And with that, Lohrenz, who was the first female F-14 fighter pilot in the Navy, told of some of her exploits in the Navy, but more importantly, left the audience of over 1,000 NPTC attendees with this simple message: don’t be afraid to try and push the envelope.
Lohrenz, who has written a book entitled Fearless Leadership (available in major retailers, online and at www.careylohrenz.com, proceeds go to the Iraq and Afghanistan Veterans of America), expertly entwined her experiences in the cockpit with how private fleet professionals can show leadership in their everyday operations.
“This is not about one person in the cockpit, or two people in the aircraft,” she said. “It takes a high-performing team and one that is not all celebrated.
“For instance, every nine months, half the population of an aircraft carrier turns over. That means every 18 months, it is 100% turnover, and it is never fully staffed,” Lohrenz explained. “Everybody who works on that ship of 5,000 people, whether you work in the nuclear reactor room or the flight deck, are working toward one goal and that is to get planes safely on and off that ship.”
Lohrenz went to tell the audience that you needed to “be a catalyst.”
“A catalyst is a person who leads a team, be it a team of 2, 20 or 100, who can come and get people working toward a single goal quickly,” she said.
“When people say we’ve never done it that way, or we can’t do it, find a third way.”
A good rule of thumb to follow is the 75% rule, Lohrenz said. When you have 75% of the data needed, start working toward the goal. “If you don’t do something quickly, someone else will,” she said. “If you are not continuously learning, you will lag behind very quickly.”
One of the keys to this approach, though, is the debriefing process, Lohrenz said. Without a debriefing process, you can’t learn from mistakes and improve operations going forward.
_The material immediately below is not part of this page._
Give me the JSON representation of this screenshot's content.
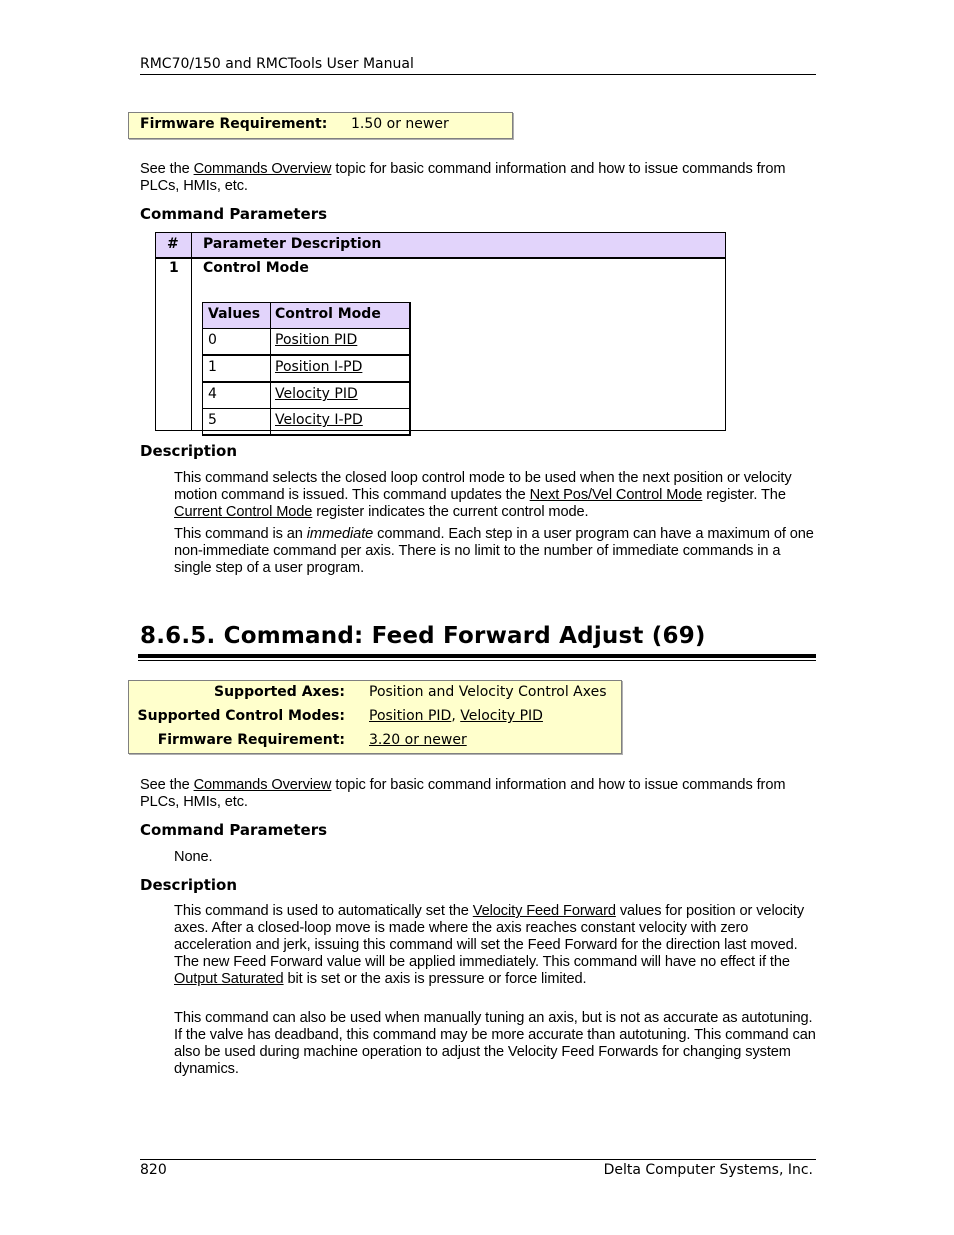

“If you don’t debrief, then 75% is not enough. That’s how we are able to take bold actions, by debriefing,” she added.
She also noted three areas to address: purpose, focus and discipline.
“Understanding what your purpose is and communicating that to your team [is important],” Lohrenz said. “It’s not some $200,000 plan, it’s communicating the purpose to your team. “
She added that “you can’t have 27 most important things to do,” and then challenged the audience to go home and come up with four or five things to focus on and then weave in others as needed.
“If you lose sight, you lose the fight,” Lohrenz said. “When we are afraid to fail, we pass up really valuable learning opportunities. So don’t be afraid to fail. It’s about your mindset and whether you are ready to accept failure.”
Among her final points was not to accept the status quo.
“When people say we’ve never done it that way, or we can’t do it, find a third way,” Lohrenz said, before relating a story about her commanding officer telling her she couldn’t be a fighter pilot because women, at the time, were not allowed in combat. He gave her a choice, she said: “You can move into a non-combat position or leave the Navy.”
She left for a little while before returning to his office and telling him that he had to find a third way. Eventually, Congress changed the rules regarding women in combat and Lohrenz went on to become perhaps the most famous female fighter pilot in the country’s history, all because she sought out a third way.